(LiveHacking.Com) – A new research paper [PDF], by a group of security experts from the University of Cambridge, has proven that current implementations of the EMV protocol (named after its original developers, Europay, MasterCard and Visa), which is more commonly known as “Chip and PIN”, has serious vulnerabilities. These weaknesses might leave customers at risk of fraud. The most devastating aspect of the new research is that it reveals vulnerabilities which make it possible to create clone chip cards which look like the real thing to the bank.
“Our new paper shows that it is possible to create clone chip cards which normal bank procedures will not be able to distinguish from the real card,” wrote Steven J. Murdoch.
If the terminal, which is processing a Chip and PIN transaction, has a bad random number generator or the communications back to the bank can be modified, then an attacker can use a cloned card rather than the original. Both of these weaknesses (bad random numbers and modified communications) have been seen in the wild.
As part of the research, the team identified a weak random number generator in an ATM which was made up of a 17 bit fixed value where the lower 15 bits were simply a counter that is incremented every few milliseconds, cycling every three minutes. This was back in 2012. The team followed a responsible disclosure policy and informed bank industry organisations so that the ATM software could be patched. Only now are they able to reveal the results of their research.
According to the paper, “The ﬁrst ﬂaw is that some EMV implementers have merely used counters, timestamps or home-grown algorithms to supply this nonce. This exposes them to a “pre-play” attack which is indistinguishable from card cloning from the standpoint of the logs available to the card-issuing bank, and can be carried out even if it is impossible to clone a card physically. Card cloning is the very type of fraud that EMV was supposed to prevent.”

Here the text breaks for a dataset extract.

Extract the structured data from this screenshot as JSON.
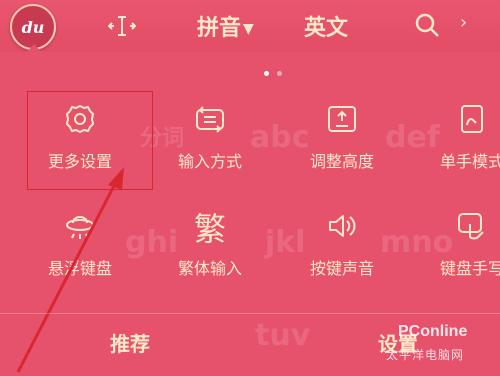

The good news is that because of the research the banks have started working on a certification program for random number generators in Chip and PIN terminals. However the bad news is that attacks that tamper with the random number generators or communications are harder to prevent and have yet to be addressed.